I photographed some products at home (self assigned). I tagged the brand, they saw my work via DM. A few months later they came out with a campaign that is almost identical to what I shot. This has happened to me 3 times with 3 different companies, so I don’t think I’ll be shooting sample things and posting them on Instagram, maybe on my portfolio but that’s it…not sure. What are your thoughts on this?


It is hard to prove when a company uses your copyrighted images for their concepts, but that is one way to approach this. Before posting the images, make sure you register your copyright if you foresee going down the legal path.

My REP thought is this guidepost of encouragement showing you are right on the money with your direction instead of using this as a reason to lower viewings of your images. You have something hot happening here that may need a slight fine-tuning to strengthen the unique magic you offer. 

Cover Yourself

Make sure you are clear and cover yourself with all crew and talent on a photoshoot that you own the images, and no one is allowed to grant usage to anyone on Instagram without your permission. 

Don’t assume they know the copyright laws; that is your job.

Testing Rate


Hey there, I had a meeting today with a client that I would really like to work with. The meeting went great but they asked what my test rate is and I’m kind of at a loss. Any suggestions on pricing a test would be greatly appreciated.

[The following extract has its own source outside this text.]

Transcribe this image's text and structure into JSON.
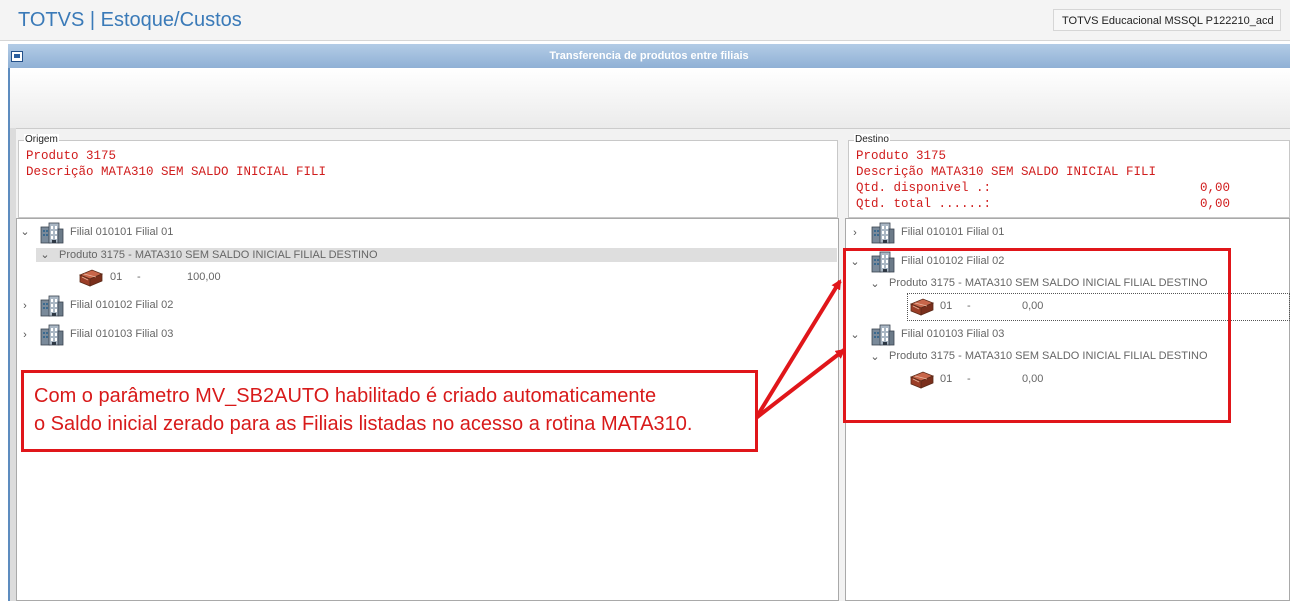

A test rate usually falls within half of what the regular day rate can be for a client. The logic behind the test rate is how it does not include usage licensing fees. This principle is the same premise for how I price a pre-light day; always have the estimate read, “no usage included” next to this fee.